Source records »
*-*-*
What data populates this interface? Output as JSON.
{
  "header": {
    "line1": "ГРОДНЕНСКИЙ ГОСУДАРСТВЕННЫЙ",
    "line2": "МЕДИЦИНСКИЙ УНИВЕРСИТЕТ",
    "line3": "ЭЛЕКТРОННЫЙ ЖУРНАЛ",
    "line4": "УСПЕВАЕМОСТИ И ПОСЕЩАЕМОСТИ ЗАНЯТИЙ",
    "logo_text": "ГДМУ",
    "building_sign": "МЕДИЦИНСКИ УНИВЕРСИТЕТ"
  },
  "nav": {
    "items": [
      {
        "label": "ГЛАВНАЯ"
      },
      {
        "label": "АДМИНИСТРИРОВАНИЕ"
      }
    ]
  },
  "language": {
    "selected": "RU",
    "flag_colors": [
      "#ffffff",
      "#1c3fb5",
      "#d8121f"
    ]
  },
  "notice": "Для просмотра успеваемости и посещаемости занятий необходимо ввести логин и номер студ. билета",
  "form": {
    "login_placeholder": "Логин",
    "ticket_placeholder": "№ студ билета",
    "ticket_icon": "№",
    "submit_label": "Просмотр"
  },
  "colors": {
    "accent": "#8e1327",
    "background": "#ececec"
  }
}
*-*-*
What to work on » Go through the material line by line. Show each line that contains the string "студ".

Solution to this exercise »
  "notice": "Для просмотра успеваемости и посещаемости занятий необходимо ввести логин и номер студ. билета",
    "ticket_placeholder": "№ студ билета",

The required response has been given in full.